### PROMPT
Will you write out the data exactly, excluding every picture?

# # #

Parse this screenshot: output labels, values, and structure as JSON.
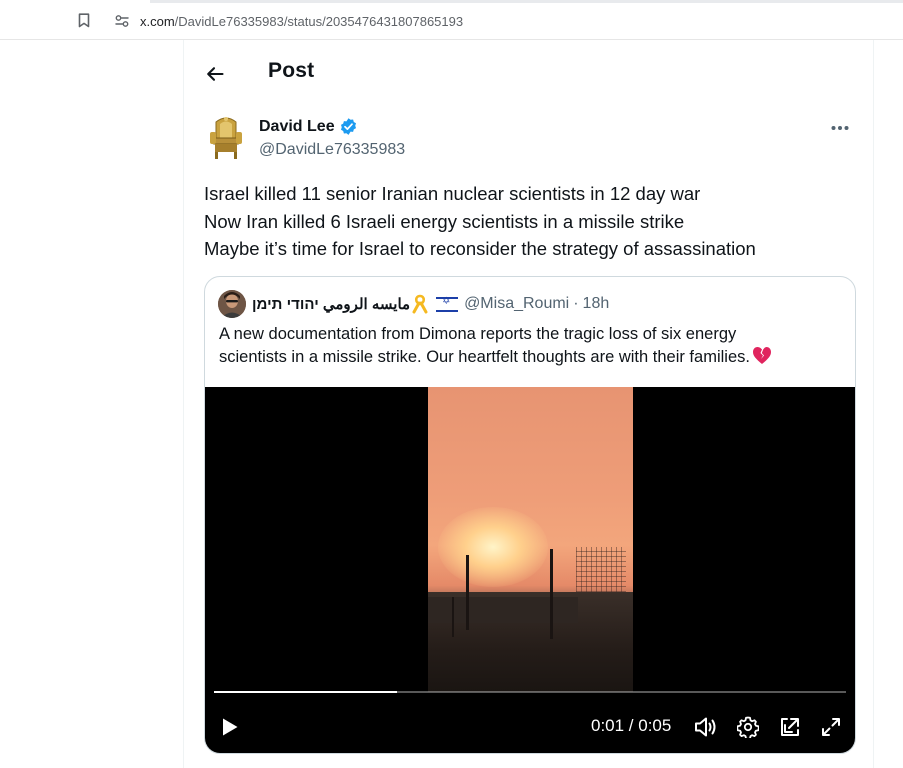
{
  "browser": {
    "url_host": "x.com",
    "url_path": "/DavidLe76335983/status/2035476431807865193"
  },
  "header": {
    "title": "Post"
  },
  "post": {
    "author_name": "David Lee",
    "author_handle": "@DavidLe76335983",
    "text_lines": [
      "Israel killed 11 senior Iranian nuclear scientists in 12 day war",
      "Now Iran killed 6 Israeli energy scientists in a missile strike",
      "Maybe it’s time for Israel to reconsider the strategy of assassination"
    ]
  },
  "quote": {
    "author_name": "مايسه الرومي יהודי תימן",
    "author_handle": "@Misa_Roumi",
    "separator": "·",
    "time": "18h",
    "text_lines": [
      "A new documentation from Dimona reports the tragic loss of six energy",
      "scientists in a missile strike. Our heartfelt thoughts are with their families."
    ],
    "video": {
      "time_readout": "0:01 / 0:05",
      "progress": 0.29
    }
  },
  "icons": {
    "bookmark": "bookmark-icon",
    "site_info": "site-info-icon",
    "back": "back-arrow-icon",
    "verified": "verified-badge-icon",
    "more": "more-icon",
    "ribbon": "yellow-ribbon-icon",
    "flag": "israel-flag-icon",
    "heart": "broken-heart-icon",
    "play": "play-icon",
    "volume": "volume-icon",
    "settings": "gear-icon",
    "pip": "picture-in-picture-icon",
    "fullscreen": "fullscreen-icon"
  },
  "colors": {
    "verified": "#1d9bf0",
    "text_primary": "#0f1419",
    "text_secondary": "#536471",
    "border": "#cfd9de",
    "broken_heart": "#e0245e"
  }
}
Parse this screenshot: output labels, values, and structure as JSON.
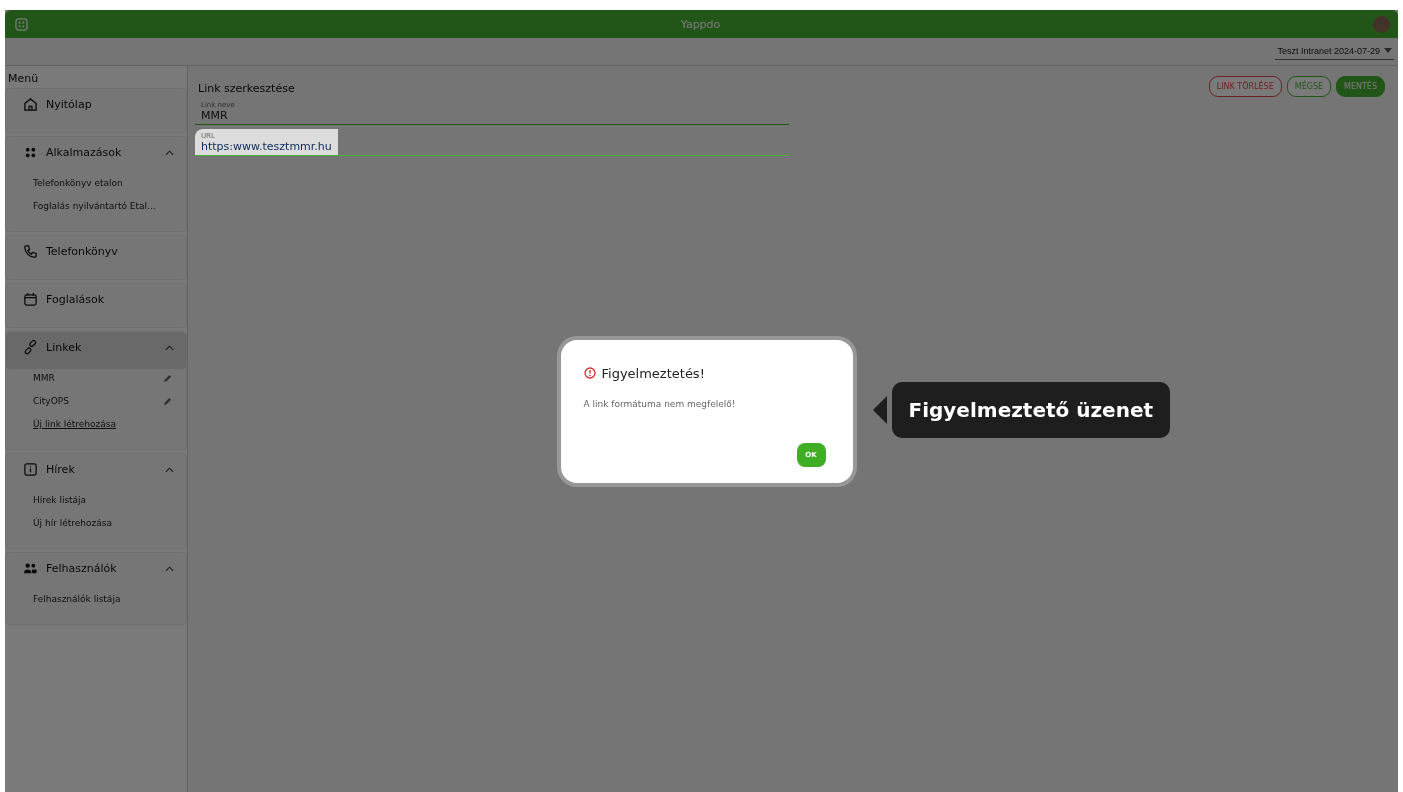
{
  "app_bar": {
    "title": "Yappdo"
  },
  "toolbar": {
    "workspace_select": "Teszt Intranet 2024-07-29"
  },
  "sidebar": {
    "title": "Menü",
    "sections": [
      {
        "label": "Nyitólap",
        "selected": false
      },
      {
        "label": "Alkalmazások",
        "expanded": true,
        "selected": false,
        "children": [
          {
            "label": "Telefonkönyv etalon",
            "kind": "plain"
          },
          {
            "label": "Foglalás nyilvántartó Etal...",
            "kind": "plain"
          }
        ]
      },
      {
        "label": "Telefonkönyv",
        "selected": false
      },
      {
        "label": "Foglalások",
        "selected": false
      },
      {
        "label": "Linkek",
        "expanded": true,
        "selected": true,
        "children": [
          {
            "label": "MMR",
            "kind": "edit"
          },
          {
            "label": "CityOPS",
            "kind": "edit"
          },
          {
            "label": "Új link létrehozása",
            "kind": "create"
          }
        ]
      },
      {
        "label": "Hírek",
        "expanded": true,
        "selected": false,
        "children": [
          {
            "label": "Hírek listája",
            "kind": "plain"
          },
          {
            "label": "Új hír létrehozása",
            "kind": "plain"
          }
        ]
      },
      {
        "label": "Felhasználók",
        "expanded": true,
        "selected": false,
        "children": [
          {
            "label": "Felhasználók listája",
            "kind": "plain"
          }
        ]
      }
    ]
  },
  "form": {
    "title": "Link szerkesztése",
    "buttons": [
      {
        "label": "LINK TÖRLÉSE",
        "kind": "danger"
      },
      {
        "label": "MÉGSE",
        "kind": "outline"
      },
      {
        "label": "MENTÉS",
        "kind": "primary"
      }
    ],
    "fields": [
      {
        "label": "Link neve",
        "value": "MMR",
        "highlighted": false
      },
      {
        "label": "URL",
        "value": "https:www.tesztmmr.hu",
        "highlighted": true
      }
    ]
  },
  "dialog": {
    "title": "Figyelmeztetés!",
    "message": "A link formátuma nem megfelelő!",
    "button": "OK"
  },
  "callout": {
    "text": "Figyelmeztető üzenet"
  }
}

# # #

### PROBLEM SOLUTION
Parse this screenshot: output labels, values, and structure as JSON.
{
  "browser": {
    "url_host": "x.com",
    "url_path": "/DavidLe76335983/status/2035476431807865193"
  },
  "header": {
    "title": "Post"
  },
  "post": {
    "author_name": "David Lee",
    "author_handle": "@DavidLe76335983",
    "text_lines": [
      "Israel killed 11 senior Iranian nuclear scientists in 12 day war",
      "Now Iran killed 6 Israeli energy scientists in a missile strike",
      "Maybe it’s time for Israel to reconsider the strategy of assassination"
    ]
  },
  "quote": {
    "author_name": "مايسه الرومي יהודי תימן",
    "author_handle": "@Misa_Roumi",
    "separator": "·",
    "time": "18h",
    "text_lines": [
      "A new documentation from Dimona reports the tragic loss of six energy",
      "scientists in a missile strike. Our heartfelt thoughts are with their families."
    ],
    "video": {
      "time_readout": "0:01 / 0:05",
      "progress": 0.29
    }
  },
  "icons": {
    "bookmark": "bookmark-icon",
    "site_info": "site-info-icon",
    "back": "back-arrow-icon",
    "verified": "verified-badge-icon",
    "more": "more-icon",
    "ribbon": "yellow-ribbon-icon",
    "flag": "israel-flag-icon",
    "heart": "broken-heart-icon",
    "play": "play-icon",
    "volume": "volume-icon",
    "settings": "gear-icon",
    "pip": "picture-in-picture-icon",
    "fullscreen": "fullscreen-icon"
  },
  "colors": {
    "verified": "#1d9bf0",
    "text_primary": "#0f1419",
    "text_secondary": "#536471",
    "border": "#cfd9de",
    "broken_heart": "#e0245e"
  }
}
Parse this screenshot: output labels, values, and structure as JSON.
{
  "app_bar": {
    "title": "Yappdo"
  },
  "toolbar": {
    "workspace_select": "Teszt Intranet 2024-07-29"
  },
  "sidebar": {
    "title": "Menü",
    "sections": [
      {
        "label": "Nyitólap",
        "selected": false
      },
      {
        "label": "Alkalmazások",
        "expanded": true,
        "selected": false,
        "children": [
          {
            "label": "Telefonkönyv etalon",
            "kind": "plain"
          },
          {
            "label": "Foglalás nyilvántartó Etal...",
            "kind": "plain"
          }
        ]
      },
      {
        "label": "Telefonkönyv",
        "selected": false
      },
      {
        "label": "Foglalások",
        "selected": false
      },
      {
        "label": "Linkek",
        "expanded": true,
        "selected": true,
        "children": [
          {
            "label": "MMR",
            "kind": "edit"
          },
          {
            "label": "CityOPS",
            "kind": "edit"
          },
          {
            "label": "Új link létrehozása",
            "kind": "create"
          }
        ]
      },
      {
        "label": "Hírek",
        "expanded": true,
        "selected": false,
        "children": [
          {
            "label": "Hírek listája",
            "kind": "plain"
          },
          {
            "label": "Új hír létrehozása",
            "kind": "plain"
          }
        ]
      },
      {
        "label": "Felhasználók",
        "expanded": true,
        "selected": false,
        "children": [
          {
            "label": "Felhasználók listája",
            "kind": "plain"
          }
        ]
      }
    ]
  },
  "form": {
    "title": "Link szerkesztése",
    "buttons": [
      {
        "label": "LINK TÖRLÉSE",
        "kind": "danger"
      },
      {
        "label": "MÉGSE",
        "kind": "outline"
      },
      {
        "label": "MENTÉS",
        "kind": "primary"
      }
    ],
    "fields": [
      {
        "label": "Link neve",
        "value": "MMR",
        "highlighted": false
      },
      {
        "label": "URL",
        "value": "https:www.tesztmmr.hu",
        "highlighted": true
      }
    ]
  },
  "dialog": {
    "title": "Figyelmeztetés!",
    "message": "A link formátuma nem megfelelő!",
    "button": "OK"
  },
  "callout": {
    "text": "Figyelmeztető üzenet"
  }
}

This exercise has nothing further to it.